Scotland's energy transitions past and future

Scotland: 400 years of energy transitions since James VI













Scotland has ambitious plans to become a world leading low carbon economy. But to deliver on this ambition will take some clear thinking about how we will genrate energy in the future. More importantly, we need to learn from our past and recognise that we have been decarbonising our economy for nearly 400 years.

Energy crisis? We've been here before

Energy crisis of the 1970s? Nothing compared to the 1570s














Through the production of cheap energy the British Isles had seen swaths of its natural environment blighted and was running short of easily accessible carbon rich fuel. In response, the state made attempts to constrain resource use through law and energy efficiency measures were actively encouraged. Progressives advocated a way forward by gearing up the production and exploitation of a potent new energy dense fuel. However, some environmental thinkers viewed the impending transition to the new low carbon technology as quite simply an affront to nature. This was a very real national energy crisis. It took place some 400 years ago.


Is sustainability a dangerous idea?

Hydrocarbons replace carbohydrates on the road to prosperity














Sustainability was defined by the 1987 Brundtland Commission as the ability to “meet the needs of the present without compromising the ability of future generations to meet their own needs”. Few would argue with this. However, the response to the need for sustainability has evolved into a modern orthodoxy with three key messages; the release of carbon dioxide due to human activity has been a catastrophe; we need to prioritise energy efficiency over energy production; we need to curtail energy intensive long haul travel. However, the thinking behind each of these ideas while well meaning, is misguided, ultimately damaging and quite often misanthropic.

We need new energy to power the future

Methane: 4 hydrogen bonds and only 1 carbon atom













Ambitions are at an all time low for this week's climate talks in Cancun. It's not hard to see why. At last year's Copenhagen climate summit president Obama made the telling observation that "these international discussions have essentially taken place now for almost two decades, and we have very little to show for it". He is of course absolutely right. Carbon emissions have continued to rise year on year.

Era of cheap energy is only over if we choose so

Generation III: Compact, clean and carbon-free, what's not to like?














Surprisingly, the substitution of coal for wood during the Elizabethan era was the first transition to a low carbon economy. Coal is a low carbon fuel since, per unit of energy produced, it releases less carbon than wood. This decarbonising of energy production continued through transitions from coal to oil, gas and now nuclear fission. Each new fuel has a higher energy density and lower carbon content than the last, particularly so for carbon-free nuclear energy. Over 400 years, these improvements in energy density have led to better energy utility, falling energy costs and, wonderfully, greater energy use.
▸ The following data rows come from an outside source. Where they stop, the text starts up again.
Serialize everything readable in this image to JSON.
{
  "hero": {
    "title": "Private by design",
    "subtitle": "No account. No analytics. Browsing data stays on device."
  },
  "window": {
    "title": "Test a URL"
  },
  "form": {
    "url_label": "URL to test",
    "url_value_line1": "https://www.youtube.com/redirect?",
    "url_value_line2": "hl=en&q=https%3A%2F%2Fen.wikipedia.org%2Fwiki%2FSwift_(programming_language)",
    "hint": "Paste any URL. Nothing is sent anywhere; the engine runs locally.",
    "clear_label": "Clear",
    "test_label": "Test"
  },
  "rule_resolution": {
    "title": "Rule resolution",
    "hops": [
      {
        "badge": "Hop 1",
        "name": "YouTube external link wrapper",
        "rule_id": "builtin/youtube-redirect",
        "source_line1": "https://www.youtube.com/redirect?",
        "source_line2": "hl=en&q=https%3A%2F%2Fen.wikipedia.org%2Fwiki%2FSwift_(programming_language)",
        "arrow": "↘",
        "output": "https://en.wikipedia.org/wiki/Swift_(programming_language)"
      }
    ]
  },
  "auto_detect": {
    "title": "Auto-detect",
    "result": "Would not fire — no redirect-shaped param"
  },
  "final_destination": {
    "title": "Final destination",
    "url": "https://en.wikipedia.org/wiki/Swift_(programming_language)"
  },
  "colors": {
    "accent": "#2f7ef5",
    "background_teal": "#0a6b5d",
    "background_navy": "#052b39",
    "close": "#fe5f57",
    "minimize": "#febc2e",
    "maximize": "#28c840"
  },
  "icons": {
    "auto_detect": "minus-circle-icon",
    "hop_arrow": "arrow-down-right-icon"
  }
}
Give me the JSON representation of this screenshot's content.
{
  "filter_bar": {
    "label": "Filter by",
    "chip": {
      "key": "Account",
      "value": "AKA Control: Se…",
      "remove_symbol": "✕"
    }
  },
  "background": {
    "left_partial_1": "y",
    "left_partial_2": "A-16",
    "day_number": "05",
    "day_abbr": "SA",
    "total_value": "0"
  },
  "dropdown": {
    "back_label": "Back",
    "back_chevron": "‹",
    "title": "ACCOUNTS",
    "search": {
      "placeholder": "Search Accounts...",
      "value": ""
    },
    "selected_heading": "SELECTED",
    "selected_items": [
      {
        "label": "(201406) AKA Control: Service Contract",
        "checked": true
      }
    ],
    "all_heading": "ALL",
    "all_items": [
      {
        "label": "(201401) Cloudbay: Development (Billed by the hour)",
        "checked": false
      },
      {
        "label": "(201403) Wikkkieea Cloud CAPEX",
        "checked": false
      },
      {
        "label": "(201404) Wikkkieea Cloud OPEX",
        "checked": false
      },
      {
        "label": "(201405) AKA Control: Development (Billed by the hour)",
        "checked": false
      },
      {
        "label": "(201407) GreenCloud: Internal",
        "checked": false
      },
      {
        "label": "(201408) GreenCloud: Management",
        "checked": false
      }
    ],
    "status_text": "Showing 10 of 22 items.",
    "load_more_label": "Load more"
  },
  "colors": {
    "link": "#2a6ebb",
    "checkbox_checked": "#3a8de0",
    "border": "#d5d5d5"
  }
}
Is local the new global?

Earn feed-in-tarrif income from micro-wind? First buy a roof
















My two youngest sons spent an enjoyable, if wet, summer tending to a pair of potted tomato plants. Growing some of our own food was an interesting distraction, illustrating the connection between food and the soil on which we all depend. But now that we are in the depths of winter, the cultivation is of minds in the classroom rather than plants in the garden.

A solution to the power struggle

UAE 5,600 MW energy park - equivalent to Scotland's peak load















The United Arab Emirates and Scotland have much in common. Both are small nations whose economies have been geared to the production and export of oil and both are rich in future renewable energy potential. The empty deserts of the Emirates have the capacity to produce vast quantities of clean solar energy, while the coastal waters of Scotland could generate copious wind, wave and tidal energy. However, while the Emirates have just awarded a contract for four nuclear power plants, in Scotland we are in the process of winding down our nuclear capacity.